Infamous Serial Killer Karla Homolka Is Roaming Free In Canada And People Are Furious
She has not been placed on the National Sex Offenders Registry.
Karla Homolka, a convicted killer and rapist from Toronto, was found volunteering at school among children in Montreal a few months ago, causing quite a stir among concerned Canadians.
Homolka was released from prison in 2005 after serving a reduced 12-year sentence. Since then, she had changed her name multiple times and quietly moved to a small town in Quebec with her kids. She began working at their school, Notre-Dame-de-Grâce, where she would often offer her time to be a supervisor on class field trips.
Since her whereabouts were discovered, people have been adamant on tracking her every move. Some have even gone as far as creating a Facebook page called “Watching Karla Homolka” which provides crowd-sourced updates on her locations. There’s also a petition going around urging the RCMP to put Homolka on the National Sex Offenders Registry, with over 38,500 so far and counting.

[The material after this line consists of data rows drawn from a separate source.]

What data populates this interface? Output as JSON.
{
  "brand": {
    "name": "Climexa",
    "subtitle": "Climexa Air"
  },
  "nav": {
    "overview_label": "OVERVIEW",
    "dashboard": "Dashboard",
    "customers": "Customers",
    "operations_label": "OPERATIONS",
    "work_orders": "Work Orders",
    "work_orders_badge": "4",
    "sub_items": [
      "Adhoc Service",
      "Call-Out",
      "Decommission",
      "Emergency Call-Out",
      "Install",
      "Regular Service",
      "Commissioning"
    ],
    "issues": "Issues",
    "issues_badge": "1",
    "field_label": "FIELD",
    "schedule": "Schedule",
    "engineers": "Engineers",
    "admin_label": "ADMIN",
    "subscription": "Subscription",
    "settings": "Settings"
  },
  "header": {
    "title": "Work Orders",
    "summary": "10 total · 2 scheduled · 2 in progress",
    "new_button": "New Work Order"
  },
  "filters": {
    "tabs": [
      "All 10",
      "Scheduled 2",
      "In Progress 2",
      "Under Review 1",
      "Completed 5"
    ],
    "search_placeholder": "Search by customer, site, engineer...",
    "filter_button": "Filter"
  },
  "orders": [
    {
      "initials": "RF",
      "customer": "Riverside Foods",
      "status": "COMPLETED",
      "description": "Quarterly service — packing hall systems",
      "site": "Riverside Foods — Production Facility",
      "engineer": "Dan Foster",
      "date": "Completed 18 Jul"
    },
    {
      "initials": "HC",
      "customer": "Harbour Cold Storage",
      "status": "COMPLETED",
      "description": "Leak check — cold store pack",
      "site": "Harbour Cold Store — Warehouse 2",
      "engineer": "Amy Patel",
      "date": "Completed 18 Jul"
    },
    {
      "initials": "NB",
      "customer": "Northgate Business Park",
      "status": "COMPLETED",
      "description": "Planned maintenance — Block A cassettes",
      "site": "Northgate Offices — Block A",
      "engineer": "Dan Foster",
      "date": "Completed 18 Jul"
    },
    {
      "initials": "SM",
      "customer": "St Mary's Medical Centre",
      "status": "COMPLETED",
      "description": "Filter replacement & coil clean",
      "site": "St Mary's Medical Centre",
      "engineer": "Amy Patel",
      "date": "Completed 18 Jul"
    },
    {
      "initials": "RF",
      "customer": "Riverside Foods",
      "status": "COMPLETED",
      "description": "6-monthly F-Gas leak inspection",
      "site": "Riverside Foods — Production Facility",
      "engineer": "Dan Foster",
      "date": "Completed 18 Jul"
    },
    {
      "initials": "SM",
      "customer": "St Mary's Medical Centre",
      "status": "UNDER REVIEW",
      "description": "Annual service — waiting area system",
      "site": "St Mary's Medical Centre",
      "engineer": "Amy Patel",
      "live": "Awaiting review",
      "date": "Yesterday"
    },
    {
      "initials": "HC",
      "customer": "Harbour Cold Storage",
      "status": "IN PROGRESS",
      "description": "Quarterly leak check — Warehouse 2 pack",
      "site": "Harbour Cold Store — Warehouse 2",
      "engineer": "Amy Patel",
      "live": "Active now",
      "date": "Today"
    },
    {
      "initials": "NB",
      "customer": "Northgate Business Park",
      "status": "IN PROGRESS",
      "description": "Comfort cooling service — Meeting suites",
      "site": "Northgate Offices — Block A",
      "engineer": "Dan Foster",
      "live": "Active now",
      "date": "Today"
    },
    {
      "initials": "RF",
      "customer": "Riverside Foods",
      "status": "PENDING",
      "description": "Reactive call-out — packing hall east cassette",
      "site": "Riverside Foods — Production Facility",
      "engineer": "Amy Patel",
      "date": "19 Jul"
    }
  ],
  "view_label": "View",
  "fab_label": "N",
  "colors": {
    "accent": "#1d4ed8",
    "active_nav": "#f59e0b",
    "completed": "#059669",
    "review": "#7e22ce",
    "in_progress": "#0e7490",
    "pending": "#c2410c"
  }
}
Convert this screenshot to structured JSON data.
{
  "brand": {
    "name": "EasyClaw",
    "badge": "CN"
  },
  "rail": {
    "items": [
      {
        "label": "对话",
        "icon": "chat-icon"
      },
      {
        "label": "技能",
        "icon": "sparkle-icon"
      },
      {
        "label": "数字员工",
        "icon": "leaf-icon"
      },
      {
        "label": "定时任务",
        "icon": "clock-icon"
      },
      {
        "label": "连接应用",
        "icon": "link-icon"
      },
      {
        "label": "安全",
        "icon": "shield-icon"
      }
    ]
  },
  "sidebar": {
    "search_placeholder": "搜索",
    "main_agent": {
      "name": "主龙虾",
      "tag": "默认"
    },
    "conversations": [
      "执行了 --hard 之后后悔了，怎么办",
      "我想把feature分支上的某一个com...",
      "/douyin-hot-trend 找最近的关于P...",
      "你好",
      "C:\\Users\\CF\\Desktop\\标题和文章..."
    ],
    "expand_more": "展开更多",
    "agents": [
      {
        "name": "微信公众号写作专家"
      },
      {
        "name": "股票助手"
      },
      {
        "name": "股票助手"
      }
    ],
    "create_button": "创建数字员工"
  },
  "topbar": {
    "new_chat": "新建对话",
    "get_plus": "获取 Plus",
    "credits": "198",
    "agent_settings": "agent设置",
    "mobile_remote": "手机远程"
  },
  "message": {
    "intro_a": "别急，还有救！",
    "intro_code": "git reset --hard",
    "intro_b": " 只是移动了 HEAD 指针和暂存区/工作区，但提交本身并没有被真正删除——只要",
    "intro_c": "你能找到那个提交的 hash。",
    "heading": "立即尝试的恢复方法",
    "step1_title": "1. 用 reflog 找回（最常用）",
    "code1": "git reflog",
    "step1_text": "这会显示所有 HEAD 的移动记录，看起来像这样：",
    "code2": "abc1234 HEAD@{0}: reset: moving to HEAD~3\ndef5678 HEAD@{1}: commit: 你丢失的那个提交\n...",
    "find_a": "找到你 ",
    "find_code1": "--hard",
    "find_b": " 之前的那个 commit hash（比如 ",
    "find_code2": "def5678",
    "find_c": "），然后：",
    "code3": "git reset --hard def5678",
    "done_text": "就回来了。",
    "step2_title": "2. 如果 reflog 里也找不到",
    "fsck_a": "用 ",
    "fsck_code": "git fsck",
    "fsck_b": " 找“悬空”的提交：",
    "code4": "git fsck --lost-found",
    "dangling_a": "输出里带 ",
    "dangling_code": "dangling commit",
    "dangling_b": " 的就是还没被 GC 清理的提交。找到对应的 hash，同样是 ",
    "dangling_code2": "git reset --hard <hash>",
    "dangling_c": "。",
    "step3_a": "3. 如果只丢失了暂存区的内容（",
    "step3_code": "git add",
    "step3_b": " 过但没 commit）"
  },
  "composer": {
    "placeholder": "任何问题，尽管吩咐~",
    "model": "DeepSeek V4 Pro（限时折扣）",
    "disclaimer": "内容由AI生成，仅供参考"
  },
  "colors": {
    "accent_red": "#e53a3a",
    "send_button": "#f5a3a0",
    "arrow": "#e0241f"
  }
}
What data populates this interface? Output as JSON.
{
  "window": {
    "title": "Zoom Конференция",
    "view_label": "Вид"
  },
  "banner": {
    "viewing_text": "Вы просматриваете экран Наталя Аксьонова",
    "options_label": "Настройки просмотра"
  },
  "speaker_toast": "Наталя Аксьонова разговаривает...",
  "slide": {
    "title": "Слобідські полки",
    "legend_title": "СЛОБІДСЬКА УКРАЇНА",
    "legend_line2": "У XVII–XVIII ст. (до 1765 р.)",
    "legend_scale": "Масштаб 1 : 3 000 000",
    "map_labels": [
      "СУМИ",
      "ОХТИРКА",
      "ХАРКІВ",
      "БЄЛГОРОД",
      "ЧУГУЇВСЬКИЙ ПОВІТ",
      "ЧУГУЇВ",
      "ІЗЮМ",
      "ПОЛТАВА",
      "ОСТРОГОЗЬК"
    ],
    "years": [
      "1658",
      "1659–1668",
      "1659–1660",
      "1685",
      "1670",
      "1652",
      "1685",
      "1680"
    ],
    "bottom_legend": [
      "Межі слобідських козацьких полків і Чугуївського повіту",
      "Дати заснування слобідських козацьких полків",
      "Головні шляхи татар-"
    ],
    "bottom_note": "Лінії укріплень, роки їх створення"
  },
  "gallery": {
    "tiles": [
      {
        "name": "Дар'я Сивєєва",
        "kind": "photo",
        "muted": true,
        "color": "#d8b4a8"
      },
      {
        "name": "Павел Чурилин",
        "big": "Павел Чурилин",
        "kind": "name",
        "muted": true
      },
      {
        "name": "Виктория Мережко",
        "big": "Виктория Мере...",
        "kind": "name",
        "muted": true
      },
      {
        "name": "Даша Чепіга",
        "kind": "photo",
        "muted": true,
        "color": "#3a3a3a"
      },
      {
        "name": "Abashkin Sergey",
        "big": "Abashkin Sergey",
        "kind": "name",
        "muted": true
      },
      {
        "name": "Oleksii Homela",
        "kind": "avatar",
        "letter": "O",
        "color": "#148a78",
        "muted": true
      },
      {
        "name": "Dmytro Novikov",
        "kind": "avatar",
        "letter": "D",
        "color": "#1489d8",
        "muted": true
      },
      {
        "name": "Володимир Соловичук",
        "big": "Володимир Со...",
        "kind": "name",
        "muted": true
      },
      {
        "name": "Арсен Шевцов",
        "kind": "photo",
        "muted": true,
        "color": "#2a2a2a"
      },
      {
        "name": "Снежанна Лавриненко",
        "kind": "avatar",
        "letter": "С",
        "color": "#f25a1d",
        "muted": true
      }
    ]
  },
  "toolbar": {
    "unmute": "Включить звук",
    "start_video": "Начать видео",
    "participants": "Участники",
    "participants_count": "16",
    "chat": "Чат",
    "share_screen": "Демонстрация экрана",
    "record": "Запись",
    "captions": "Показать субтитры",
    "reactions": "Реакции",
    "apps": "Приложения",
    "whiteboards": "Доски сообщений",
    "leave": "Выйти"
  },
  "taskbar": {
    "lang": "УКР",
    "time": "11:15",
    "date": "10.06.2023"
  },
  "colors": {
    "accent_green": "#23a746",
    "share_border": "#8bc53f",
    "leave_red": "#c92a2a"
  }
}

“I think she’s dangerous and I certainly wouldn’t take the chance with my kids to be around her,” said lawyer Tim Danson to the Toronto Star. He added that she was never rehabilitated and should not be allowed to work with children.
Homolka and her ex-husband Paul Bernardo were convicted for the rape and murder of two school girls, Leslie Mahaffy in 1991 and Kristen French in 1992. Homolka was also linked to the death of her sister Tammy in 1991, but was never charged for it as it was ruled an accident. She struck a deal with prosecutors to serve a reduced sentence in exchange for her testimony, while Bernardo was sentenced to life for murder.
Homolka is no longer allowed to work at her children’s school and is now living under the radar with her new husband, Thierry Bordelais. While several people are praising the Facebook page, some lawyers have warned that it isn’t right to post pictures of her whereabouts and anyone who does so may be exposing themselves to be sued.
“Once a criminal serves their time, they have the right to be left alone and lead a normal life, otherwise they could be pushed to re-offend,” reports Global News.